I’m 64 years old, and I’ve been acting now for 42 years. Only recently have I thought to myself, ‘Hmmm, it may be interesting to start directing.’
I think it’s very dangerous, the idea of celebrity – you have to be constantly controversial to maintain the status of celebrity. Reality TV is the death of entertainment – it’s just mindless TV but popular because of its voyeuristic nature, and people are very voyeuristic.
I was a typical teen growing up in the 1960s, when everybody was into gurus and meditation.
I’m never bored, never ever bored. If I’ve got a day off I’ll sit in a cafe and watch and observe. I’m a great observer.

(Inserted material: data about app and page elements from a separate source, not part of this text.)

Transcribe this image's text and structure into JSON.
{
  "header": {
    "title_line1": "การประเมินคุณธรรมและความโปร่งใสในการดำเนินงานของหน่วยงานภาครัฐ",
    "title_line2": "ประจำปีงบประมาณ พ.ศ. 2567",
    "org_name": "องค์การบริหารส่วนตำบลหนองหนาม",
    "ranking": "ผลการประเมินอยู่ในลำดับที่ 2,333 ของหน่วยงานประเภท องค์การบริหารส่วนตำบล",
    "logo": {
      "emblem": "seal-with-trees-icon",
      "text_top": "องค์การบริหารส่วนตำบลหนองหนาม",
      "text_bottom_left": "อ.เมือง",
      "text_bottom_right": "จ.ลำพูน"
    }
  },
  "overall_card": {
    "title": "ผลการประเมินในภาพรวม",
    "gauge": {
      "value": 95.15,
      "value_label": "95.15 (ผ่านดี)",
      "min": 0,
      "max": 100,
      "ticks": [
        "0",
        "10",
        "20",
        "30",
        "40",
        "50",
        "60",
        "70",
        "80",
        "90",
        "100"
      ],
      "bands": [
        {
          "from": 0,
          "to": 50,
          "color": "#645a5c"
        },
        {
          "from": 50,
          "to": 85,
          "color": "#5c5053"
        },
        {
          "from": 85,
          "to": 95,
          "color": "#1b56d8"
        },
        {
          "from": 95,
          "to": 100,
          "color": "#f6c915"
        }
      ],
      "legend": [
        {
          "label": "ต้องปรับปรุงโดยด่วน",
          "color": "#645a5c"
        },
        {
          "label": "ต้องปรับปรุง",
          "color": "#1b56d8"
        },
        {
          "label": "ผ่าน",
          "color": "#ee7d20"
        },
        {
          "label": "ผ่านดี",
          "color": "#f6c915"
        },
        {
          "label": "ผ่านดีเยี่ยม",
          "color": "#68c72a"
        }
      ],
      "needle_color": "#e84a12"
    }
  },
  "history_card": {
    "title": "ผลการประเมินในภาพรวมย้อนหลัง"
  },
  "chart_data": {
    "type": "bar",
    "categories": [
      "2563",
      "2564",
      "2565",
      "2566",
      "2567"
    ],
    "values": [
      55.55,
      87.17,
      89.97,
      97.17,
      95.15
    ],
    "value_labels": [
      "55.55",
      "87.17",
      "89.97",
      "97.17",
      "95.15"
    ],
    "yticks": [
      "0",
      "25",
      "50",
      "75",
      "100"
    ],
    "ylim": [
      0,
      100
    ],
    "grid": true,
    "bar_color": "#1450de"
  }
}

I would have liked to do more big movies. And the reason I say that is not because I want to be a star, but what I would have liked to have done is reached a different audience with my work.
I’m really into my photography and am trying to catch up with digital generation – I was used to the old 35mm cameras.
The joy of my career is I’ve been very blessed to be able to be an actor in major films, television, theater, and also British radio. In fact, my dream as an actor when I started out was to be able to work in all the media. Thankfully, that’s what I’m being given to do.
A successful swindler has to be a great salesman even more than a great actor.
I’d love to be remembered as a character actor who brought illumination to roles in wonderful plays and who delivered performances that made people think and rethink those roles.
I’m three-quarters Russian, so I’ve always felt an outsider. But I don’t think you can be in a play with John Of Gaunt’s ‘This sceptred isle’ speech and not feel proud to be British.
When you’re doing characters from famous novels, you have a responsibility as an actor to make it what the writer intended. And then you add and expand from there to create a three-dimensional performance.
I don’t really want people to see me. I’m not into stardom.
That’s the thing about film acting and television acting. You just release yourself and do what is true for the moment, and ignore everybody and everything and all the technical razzmatazz that goes on.
I became fascinated by the fact that people write to give away rather than write to be read. It’s the difference between playwrights and novelists.
Inevitably, every part an actor plays contains some of himself.
When I was 16, I made some little 35mm documentaries about the poor in London. I went round Notting Hill, which was a real slum in the 1950s, shooting film.
I love music, especially classical like Verdi; it’s a great way to relax.
I’ve always been short and stocky. So when I got into repertory theatre after graduation, I found myself doing character roles: because of my deep voice, shape and height, I was playing 40-year-old, 50-year-old roles at the age of 23.